— Requirement —
Each line of the data must be reproduced as it appears.

Data about app and page elements:
..............................

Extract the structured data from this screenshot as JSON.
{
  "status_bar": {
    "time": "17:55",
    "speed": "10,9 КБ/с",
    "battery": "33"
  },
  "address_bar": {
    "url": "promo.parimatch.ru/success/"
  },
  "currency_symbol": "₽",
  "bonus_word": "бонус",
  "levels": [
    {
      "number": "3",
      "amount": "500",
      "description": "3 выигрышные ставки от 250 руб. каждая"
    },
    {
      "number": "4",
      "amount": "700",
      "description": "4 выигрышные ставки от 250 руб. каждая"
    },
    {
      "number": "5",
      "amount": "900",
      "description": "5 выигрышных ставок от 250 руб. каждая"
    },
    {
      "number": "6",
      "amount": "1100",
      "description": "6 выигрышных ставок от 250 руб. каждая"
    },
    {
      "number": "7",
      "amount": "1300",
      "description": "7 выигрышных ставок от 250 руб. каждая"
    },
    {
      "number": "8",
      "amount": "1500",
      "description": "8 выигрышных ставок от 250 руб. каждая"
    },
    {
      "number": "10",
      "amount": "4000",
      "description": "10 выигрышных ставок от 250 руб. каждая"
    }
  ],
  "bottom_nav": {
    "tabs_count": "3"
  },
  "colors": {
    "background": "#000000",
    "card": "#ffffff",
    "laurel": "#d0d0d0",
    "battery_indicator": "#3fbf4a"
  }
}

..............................

— Written solution —
Extract the structured data from this screenshot as JSON.
{
  "status_bar": {
    "time": "17:55",
    "speed": "10,9 КБ/с",
    "battery": "33"
  },
  "address_bar": {
    "url": "promo.parimatch.ru/success/"
  },
  "currency_symbol": "₽",
  "bonus_word": "бонус",
  "levels": [
    {
      "number": "3",
      "amount": "500",
      "description": "3 выигрышные ставки от 250 руб. каждая"
    },
    {
      "number": "4",
      "amount": "700",
      "description": "4 выигрышные ставки от 250 руб. каждая"
    },
    {
      "number": "5",
      "amount": "900",
      "description": "5 выигрышных ставок от 250 руб. каждая"
    },
    {
      "number": "6",
      "amount": "1100",
      "description": "6 выигрышных ставок от 250 руб. каждая"
    },
    {
      "number": "7",
      "amount": "1300",
      "description": "7 выигрышных ставок от 250 руб. каждая"
    },
    {
      "number": "8",
      "amount": "1500",
      "description": "8 выигрышных ставок от 250 руб. каждая"
    },
    {
      "number": "10",
      "amount": "4000",
      "description": "10 выигрышных ставок от 250 руб. каждая"
    }
  ],
  "bottom_nav": {
    "tabs_count": "3"
  },
  "colors": {
    "background": "#000000",
    "card": "#ffffff",
    "laurel": "#d0d0d0",
    "battery_indicator": "#3fbf4a"
  }
}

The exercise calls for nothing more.